EXCERPTED DATA –

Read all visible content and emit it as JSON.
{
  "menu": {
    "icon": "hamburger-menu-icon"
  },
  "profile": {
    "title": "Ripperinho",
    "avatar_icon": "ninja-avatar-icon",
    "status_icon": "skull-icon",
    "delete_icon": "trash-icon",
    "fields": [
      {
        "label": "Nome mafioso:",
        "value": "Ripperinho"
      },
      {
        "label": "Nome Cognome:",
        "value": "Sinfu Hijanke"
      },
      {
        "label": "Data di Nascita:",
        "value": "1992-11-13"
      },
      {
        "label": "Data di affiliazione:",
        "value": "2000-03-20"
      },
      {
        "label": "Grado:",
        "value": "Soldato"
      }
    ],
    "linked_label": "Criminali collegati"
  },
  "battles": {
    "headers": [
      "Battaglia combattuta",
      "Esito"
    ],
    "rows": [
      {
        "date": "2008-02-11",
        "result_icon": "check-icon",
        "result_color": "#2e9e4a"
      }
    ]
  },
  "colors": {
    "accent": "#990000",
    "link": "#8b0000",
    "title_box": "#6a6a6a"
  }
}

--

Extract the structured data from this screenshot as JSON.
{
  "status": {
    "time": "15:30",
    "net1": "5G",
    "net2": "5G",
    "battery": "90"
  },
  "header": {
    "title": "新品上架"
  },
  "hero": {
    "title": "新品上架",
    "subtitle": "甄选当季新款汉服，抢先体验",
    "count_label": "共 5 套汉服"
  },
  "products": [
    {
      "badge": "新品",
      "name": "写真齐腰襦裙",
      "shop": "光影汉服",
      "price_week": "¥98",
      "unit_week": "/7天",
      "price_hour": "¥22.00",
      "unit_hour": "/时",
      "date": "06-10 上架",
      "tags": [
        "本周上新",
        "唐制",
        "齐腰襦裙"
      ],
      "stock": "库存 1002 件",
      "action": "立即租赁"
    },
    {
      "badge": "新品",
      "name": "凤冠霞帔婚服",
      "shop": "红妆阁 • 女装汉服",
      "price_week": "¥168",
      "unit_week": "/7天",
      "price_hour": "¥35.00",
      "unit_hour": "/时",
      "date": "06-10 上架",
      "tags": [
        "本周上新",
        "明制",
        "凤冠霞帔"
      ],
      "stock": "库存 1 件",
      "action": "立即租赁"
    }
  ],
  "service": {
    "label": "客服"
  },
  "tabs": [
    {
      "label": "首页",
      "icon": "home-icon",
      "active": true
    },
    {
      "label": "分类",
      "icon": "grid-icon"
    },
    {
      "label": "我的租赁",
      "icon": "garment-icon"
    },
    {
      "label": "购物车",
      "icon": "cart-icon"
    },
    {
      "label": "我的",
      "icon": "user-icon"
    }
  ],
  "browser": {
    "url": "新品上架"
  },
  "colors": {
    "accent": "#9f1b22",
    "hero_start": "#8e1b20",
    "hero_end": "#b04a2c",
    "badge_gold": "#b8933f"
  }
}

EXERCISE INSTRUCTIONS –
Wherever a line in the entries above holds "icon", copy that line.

EXERCISE ANSWER –
    "icon": "hamburger-menu-icon"
    "avatar_icon": "ninja-avatar-icon",
    "status_icon": "skull-icon",
    "delete_icon": "trash-icon",
        "result_icon": "check-icon",
      "icon": "home-icon",
      "icon": "grid-icon"
      "icon": "garment-icon"
      "icon": "cart-icon"
      "icon": "user-icon"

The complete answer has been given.